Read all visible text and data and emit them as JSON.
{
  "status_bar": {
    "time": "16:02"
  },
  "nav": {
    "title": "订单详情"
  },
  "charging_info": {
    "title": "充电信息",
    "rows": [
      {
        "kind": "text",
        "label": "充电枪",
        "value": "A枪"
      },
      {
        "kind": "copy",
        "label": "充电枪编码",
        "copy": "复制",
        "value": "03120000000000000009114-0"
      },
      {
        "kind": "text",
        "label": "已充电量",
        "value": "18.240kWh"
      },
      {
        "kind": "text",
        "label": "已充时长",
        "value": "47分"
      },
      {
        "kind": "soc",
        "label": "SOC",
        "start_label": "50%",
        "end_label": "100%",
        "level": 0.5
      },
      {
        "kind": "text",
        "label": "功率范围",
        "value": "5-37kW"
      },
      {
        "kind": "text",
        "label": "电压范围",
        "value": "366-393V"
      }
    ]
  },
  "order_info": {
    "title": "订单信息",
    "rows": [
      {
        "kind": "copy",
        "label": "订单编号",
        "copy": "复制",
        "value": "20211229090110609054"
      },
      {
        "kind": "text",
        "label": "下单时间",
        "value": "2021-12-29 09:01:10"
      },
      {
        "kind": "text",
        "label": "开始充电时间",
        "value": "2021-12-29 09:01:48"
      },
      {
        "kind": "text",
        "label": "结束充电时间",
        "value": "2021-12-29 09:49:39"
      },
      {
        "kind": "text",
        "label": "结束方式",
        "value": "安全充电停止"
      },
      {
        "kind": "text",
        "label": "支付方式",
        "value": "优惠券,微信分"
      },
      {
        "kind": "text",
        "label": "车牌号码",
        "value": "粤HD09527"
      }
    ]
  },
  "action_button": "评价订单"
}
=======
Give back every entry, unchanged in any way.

** FINISHED TASK **
Read all visible text and data and emit them as JSON.
{
  "status_bar": {
    "time": "16:02"
  },
  "nav": {
    "title": "订单详情"
  },
  "charging_info": {
    "title": "充电信息",
    "rows": [
      {
        "kind": "text",
        "label": "充电枪",
        "value": "A枪"
      },
      {
        "kind": "copy",
        "label": "充电枪编码",
        "copy": "复制",
        "value": "03120000000000000009114-0"
      },
      {
        "kind": "text",
        "label": "已充电量",
        "value": "18.240kWh"
      },
      {
        "kind": "text",
        "label": "已充时长",
        "value": "47分"
      },
      {
        "kind": "soc",
        "label": "SOC",
        "start_label": "50%",
        "end_label": "100%",
        "level": 0.5
      },
      {
        "kind": "text",
        "label": "功率范围",
        "value": "5-37kW"
      },
      {
        "kind": "text",
        "label": "电压范围",
        "value": "366-393V"
      }
    ]
  },
  "order_info": {
    "title": "订单信息",
    "rows": [
      {
        "kind": "copy",
        "label": "订单编号",
        "copy": "复制",
        "value": "20211229090110609054"
      },
      {
        "kind": "text",
        "label": "下单时间",
        "value": "2021-12-29 09:01:10"
      },
      {
        "kind": "text",
        "label": "开始充电时间",
        "value": "2021-12-29 09:01:48"
      },
      {
        "kind": "text",
        "label": "结束充电时间",
        "value": "2021-12-29 09:49:39"
      },
      {
        "kind": "text",
        "label": "结束方式",
        "value": "安全充电停止"
      },
      {
        "kind": "text",
        "label": "支付方式",
        "value": "优惠券,微信分"
      },
      {
        "kind": "text",
        "label": "车牌号码",
        "value": "粤HD09527"
      }
    ]
  },
  "action_button": "评价订单"
}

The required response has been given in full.